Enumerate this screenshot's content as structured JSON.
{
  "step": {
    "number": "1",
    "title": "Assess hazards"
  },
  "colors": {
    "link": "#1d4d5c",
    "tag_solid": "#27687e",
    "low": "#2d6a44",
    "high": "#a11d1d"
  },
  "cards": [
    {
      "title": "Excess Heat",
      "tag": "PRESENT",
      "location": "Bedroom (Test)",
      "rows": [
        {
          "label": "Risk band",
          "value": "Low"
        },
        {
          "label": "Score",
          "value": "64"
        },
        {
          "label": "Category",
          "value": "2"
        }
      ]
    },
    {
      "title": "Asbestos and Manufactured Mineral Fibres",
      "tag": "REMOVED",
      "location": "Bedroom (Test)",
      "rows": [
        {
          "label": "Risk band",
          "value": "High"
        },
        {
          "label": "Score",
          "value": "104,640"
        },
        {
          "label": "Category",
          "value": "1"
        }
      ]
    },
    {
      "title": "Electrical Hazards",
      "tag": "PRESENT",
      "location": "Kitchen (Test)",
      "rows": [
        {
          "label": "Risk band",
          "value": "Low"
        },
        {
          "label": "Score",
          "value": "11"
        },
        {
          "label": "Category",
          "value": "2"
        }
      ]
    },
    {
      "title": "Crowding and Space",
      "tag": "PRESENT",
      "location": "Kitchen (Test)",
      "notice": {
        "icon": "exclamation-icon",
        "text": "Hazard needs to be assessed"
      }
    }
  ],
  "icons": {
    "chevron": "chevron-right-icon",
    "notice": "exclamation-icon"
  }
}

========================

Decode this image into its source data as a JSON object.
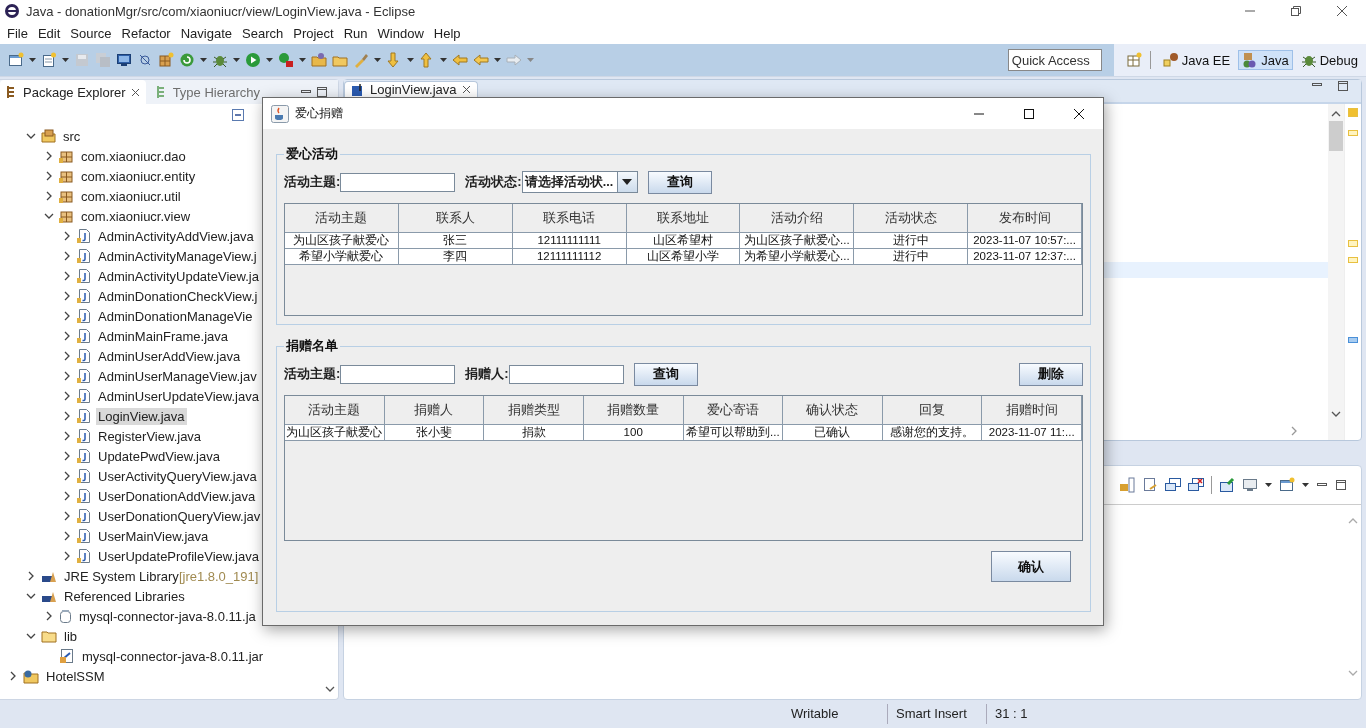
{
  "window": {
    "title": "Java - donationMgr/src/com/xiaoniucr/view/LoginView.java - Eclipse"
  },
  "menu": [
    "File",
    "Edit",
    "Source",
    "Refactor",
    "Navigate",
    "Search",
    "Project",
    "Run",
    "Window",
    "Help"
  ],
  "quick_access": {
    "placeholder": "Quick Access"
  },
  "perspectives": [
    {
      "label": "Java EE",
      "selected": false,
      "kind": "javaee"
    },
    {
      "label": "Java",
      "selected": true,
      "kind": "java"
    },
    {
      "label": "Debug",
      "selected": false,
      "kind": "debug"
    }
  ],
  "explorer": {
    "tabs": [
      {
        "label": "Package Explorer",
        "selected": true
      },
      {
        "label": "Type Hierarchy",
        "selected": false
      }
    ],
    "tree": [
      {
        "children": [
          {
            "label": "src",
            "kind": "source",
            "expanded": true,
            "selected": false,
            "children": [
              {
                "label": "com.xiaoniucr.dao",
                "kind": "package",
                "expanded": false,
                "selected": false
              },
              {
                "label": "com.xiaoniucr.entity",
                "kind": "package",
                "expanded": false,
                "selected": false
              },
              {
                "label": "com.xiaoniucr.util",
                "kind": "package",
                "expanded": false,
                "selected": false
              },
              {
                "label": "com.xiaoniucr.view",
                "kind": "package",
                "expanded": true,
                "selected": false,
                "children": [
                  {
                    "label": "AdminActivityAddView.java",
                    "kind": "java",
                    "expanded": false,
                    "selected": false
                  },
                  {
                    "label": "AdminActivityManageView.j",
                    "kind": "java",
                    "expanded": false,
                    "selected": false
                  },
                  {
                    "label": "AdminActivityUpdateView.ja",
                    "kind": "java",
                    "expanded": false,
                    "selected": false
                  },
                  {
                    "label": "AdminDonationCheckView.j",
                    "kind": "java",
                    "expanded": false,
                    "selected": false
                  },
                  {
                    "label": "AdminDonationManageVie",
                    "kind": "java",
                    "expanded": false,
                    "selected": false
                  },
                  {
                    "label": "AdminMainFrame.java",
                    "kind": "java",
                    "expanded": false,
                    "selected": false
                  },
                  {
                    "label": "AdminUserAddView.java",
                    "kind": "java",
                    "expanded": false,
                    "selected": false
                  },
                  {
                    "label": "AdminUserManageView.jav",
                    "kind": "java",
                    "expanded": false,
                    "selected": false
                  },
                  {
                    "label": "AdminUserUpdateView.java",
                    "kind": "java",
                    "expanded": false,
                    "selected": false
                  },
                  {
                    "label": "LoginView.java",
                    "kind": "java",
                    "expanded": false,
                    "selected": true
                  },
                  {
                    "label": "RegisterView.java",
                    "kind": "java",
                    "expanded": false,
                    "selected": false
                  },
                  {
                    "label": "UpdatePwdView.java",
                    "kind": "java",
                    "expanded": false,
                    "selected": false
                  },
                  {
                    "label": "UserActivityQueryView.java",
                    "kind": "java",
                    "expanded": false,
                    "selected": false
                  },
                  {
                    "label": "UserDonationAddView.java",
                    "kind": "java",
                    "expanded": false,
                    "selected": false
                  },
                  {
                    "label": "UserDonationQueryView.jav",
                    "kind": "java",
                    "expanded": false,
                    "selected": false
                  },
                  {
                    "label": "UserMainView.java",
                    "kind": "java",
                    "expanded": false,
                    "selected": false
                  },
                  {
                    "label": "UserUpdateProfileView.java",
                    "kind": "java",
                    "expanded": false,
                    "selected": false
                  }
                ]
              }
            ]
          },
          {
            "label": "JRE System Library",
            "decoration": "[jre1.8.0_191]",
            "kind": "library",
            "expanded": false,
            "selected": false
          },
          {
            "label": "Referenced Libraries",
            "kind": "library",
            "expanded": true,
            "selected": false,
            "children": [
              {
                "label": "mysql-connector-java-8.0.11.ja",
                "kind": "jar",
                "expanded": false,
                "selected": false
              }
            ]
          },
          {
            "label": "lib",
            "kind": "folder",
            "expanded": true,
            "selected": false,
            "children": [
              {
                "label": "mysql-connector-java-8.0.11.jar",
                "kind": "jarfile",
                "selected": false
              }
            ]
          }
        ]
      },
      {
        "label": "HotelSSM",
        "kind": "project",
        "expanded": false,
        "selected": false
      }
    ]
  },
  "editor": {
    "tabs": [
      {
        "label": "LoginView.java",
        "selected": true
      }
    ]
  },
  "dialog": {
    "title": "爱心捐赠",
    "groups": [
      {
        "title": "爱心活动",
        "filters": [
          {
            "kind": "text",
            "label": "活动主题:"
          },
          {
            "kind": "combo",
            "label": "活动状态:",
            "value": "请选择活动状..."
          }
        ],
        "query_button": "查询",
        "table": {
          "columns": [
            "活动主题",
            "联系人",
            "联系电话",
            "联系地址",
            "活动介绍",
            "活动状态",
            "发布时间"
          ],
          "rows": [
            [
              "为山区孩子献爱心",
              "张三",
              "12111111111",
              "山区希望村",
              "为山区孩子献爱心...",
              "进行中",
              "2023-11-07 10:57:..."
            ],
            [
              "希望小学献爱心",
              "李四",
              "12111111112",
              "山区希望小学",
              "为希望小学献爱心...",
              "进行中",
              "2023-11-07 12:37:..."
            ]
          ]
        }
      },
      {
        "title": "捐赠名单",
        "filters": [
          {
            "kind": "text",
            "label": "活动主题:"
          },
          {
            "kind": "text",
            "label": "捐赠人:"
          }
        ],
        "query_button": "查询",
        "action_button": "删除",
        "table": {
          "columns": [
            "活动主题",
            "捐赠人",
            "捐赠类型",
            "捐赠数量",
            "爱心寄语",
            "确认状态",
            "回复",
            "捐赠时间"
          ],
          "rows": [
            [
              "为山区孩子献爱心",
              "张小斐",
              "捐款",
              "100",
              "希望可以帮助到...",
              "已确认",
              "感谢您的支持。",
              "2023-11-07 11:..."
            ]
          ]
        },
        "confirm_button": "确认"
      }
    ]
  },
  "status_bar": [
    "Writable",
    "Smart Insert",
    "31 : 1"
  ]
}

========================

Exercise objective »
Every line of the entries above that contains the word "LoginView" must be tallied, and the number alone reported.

Response for this exercise »
3